Why is this important?
With the Zeiss microscope in hand, we will be able to:
- Screen for drugs whose primary purpose is to prevent metastasis, understanding which step in the decathlon that the drug acts at,
- Reconstitute the tumor microenvironment by adding not only tumor cells but also non-tumor cells (e.g., immune cells like macrophages … the function of which in rhabdomyosarcoma is highlighted in our publication Stem Cells. 2013 Nov;31(11):2304), and
- Move towards reconstitution of tumor cells and non-tumor cells from biopsy material.
The first step to these studies is acquisition of this specialized microscope enabling this experimental approach. This instrument is different and substantially more sensitive and specialized than any other one in our laboratory, is central to our basic science and preclinical drug development programs, and would be one of the most empowering tool for our research and innovation.
Who will benefit?
This study will benefit children, adolescents, young adults and older adults with rhabdomyosarcoma and related soft tissue sarcomas.
BudgetThe Go4TheGoal Foundation has created a challenge for a 1:1 match on this crowdfunding project to fund purchase of a Zeiss Stereo Microscope.

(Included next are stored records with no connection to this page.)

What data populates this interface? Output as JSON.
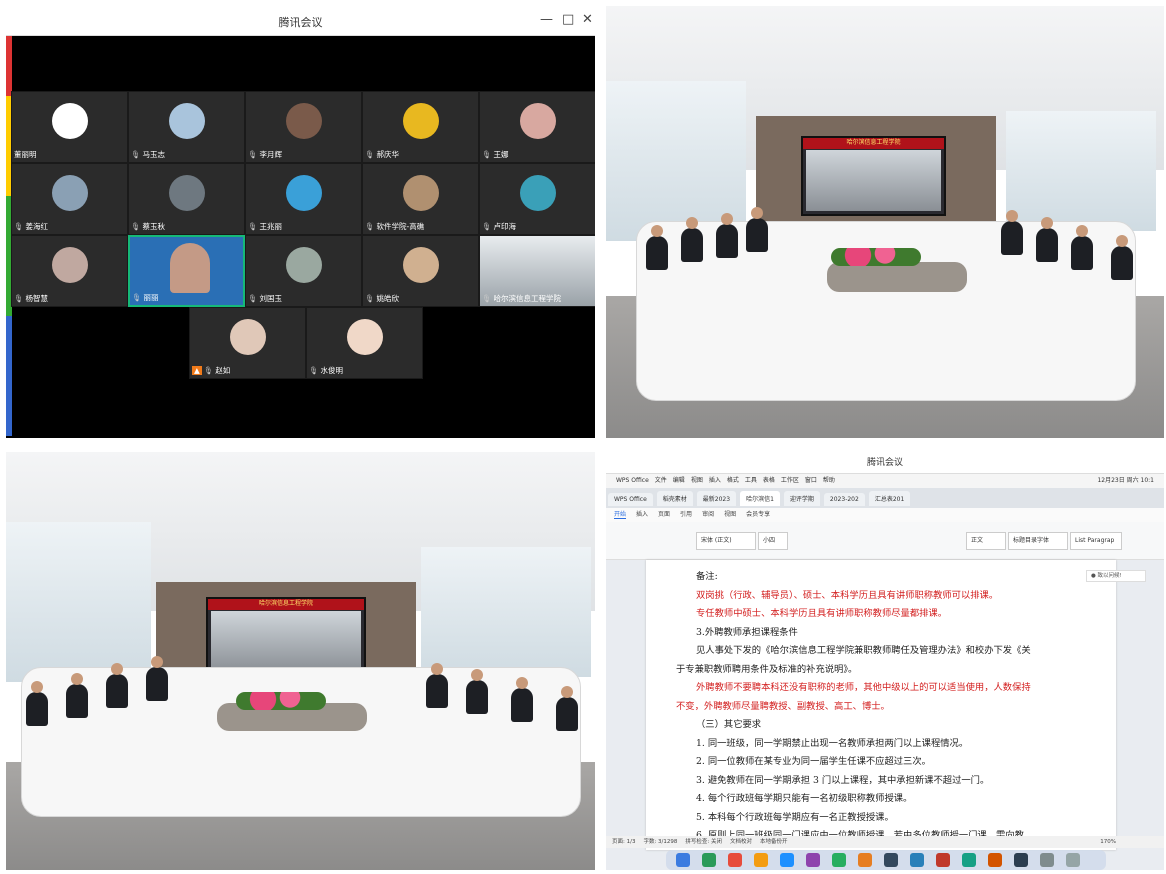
{
  "meeting": {
    "title": "腾讯会议",
    "controls": {
      "minimize": "—",
      "maximize": "□",
      "close": "✕"
    },
    "participants": [
      {
        "name": "董丽明",
        "mic": false,
        "avatar_color": "#ffffff"
      },
      {
        "name": "马玉志",
        "mic": true,
        "avatar_color": "#a9c4dc"
      },
      {
        "name": "李月辉",
        "mic": true,
        "avatar_color": "#7a5a4a"
      },
      {
        "name": "郝庆华",
        "mic": true,
        "avatar_color": "#e8b820"
      },
      {
        "name": "王娜",
        "mic": true,
        "avatar_color": "#d8a8a0"
      },
      {
        "name": "姜海红",
        "mic": true,
        "avatar_color": "#8aa0b4"
      },
      {
        "name": "蔡玉秋",
        "mic": true,
        "avatar_color": "#6e7880"
      },
      {
        "name": "王兆丽",
        "mic": true,
        "avatar_color": "#3aa0d8"
      },
      {
        "name": "软件学院-高礁",
        "mic": true,
        "avatar_color": "#b09070"
      },
      {
        "name": "卢印海",
        "mic": true,
        "avatar_color": "#3aa0b8"
      },
      {
        "name": "杨智慧",
        "mic": true,
        "avatar_color": "#c0a8a0"
      },
      {
        "name": "丽丽",
        "mic": true,
        "avatar_color": "#c49a86",
        "active": true
      },
      {
        "name": "刘国玉",
        "mic": true,
        "avatar_color": "#9aa8a0"
      },
      {
        "name": "姚皓欣",
        "mic": true,
        "avatar_color": "#d0b090"
      },
      {
        "name": "哈尔滨信息工程学院",
        "mic": true,
        "avatar_color": "#b8c0c4",
        "room": true
      },
      {
        "name": "赵如",
        "mic": true,
        "avatar_color": "#e0c8b8",
        "host": true
      },
      {
        "name": "水俊明",
        "mic": true,
        "avatar_color": "#f0d8c8"
      }
    ]
  },
  "photo_room_1": {
    "screen_banner": "哈尔滨信息工程学院"
  },
  "photo_room_2": {
    "screen_banner": "哈尔滨信息工程学院"
  },
  "wps": {
    "window_title": "腾讯会议",
    "menubar": [
      "WPS Office",
      "文件",
      "编辑",
      "视图",
      "插入",
      "格式",
      "工具",
      "表格",
      "工作区",
      "窗口",
      "帮助"
    ],
    "clock": "12月23日 周六 10:1",
    "tabs": [
      "WPS Office",
      "稻壳素材",
      "最新2023",
      "哈尔滨信1",
      "迎评学期",
      "2023-202",
      "汇总表201"
    ],
    "active_tab": 3,
    "ribbon_tabs": [
      "开始",
      "插入",
      "页面",
      "引用",
      "审阅",
      "视图",
      "会员专享"
    ],
    "active_ribbon_tab": 0,
    "font_name": "宋体 (正文)",
    "font_size": "小四",
    "styles": [
      "正文",
      "标题目录字体",
      "List Paragrap"
    ],
    "comment_box": "● 致以问候!",
    "doc_lines": [
      {
        "text": "备注:",
        "red": false,
        "indent": 0
      },
      {
        "text": "双岗挑（行政、辅导员）、硕士、本科学历且具有讲师职称教师可以排课。",
        "red": true,
        "indent": 0
      },
      {
        "text": "专任教师中硕士、本科学历且具有讲师职称教师尽量都排课。",
        "red": true,
        "indent": 0
      },
      {
        "text": "3.外聘教师承担课程条件",
        "red": false,
        "indent": 0
      },
      {
        "text": "见人事处下发的《哈尔滨信息工程学院兼职教师聘任及管理办法》和校办下发《关",
        "red": false,
        "indent": 0
      },
      {
        "text": "于专兼职教师聘用条件及标准的补充说明》。",
        "red": false,
        "indent": -1
      },
      {
        "text": "外聘教师不要聘本科还没有职称的老师，其他中级以上的可以适当使用，人数保持",
        "red": true,
        "indent": 0
      },
      {
        "text": "不变，外聘教师尽量聘教授、副教授、高工、博士。",
        "red": true,
        "indent": -1
      },
      {
        "text": "（三）其它要求",
        "red": false,
        "indent": 0
      },
      {
        "text": "1. 同一班级，同一学期禁止出现一名教师承担两门以上课程情况。",
        "red": false,
        "indent": 0
      },
      {
        "text": "2. 同一位教师在某专业为同一届学生任课不应超过三次。",
        "red": false,
        "indent": 0
      },
      {
        "text": "3. 避免教师在同一学期承担 3 门以上课程，其中承担新课不超过一门。",
        "red": false,
        "indent": 0
      },
      {
        "text": "4. 每个行政班每学期只能有一名初级职称教师授课。",
        "red": false,
        "indent": 0
      },
      {
        "text": "5. 本科每个行政班每学期应有一名正教授授课。",
        "red": false,
        "indent": 0
      },
      {
        "text": "6. 原则上同一班级同一门课应由一位教师授课，若由多位教师授一门课，需向教",
        "red": false,
        "indent": 0
      }
    ],
    "status": [
      "页面: 1/3",
      "字数: 3/1298",
      "拼写检查: 关闭",
      "文档校对",
      "本地备份开"
    ],
    "zoom": "170%"
  }
}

They will match $25,000 in crowdfunding with an additional $25,000.
Dear Supporters, the microscope arrived and was installed yesterday. It is A-m-a-z-i-n-g! Stay tuned as we generate and share data with you. The whole lab is buzzing with excitement. Thank you for making this possible! Sincerely, Charles & Team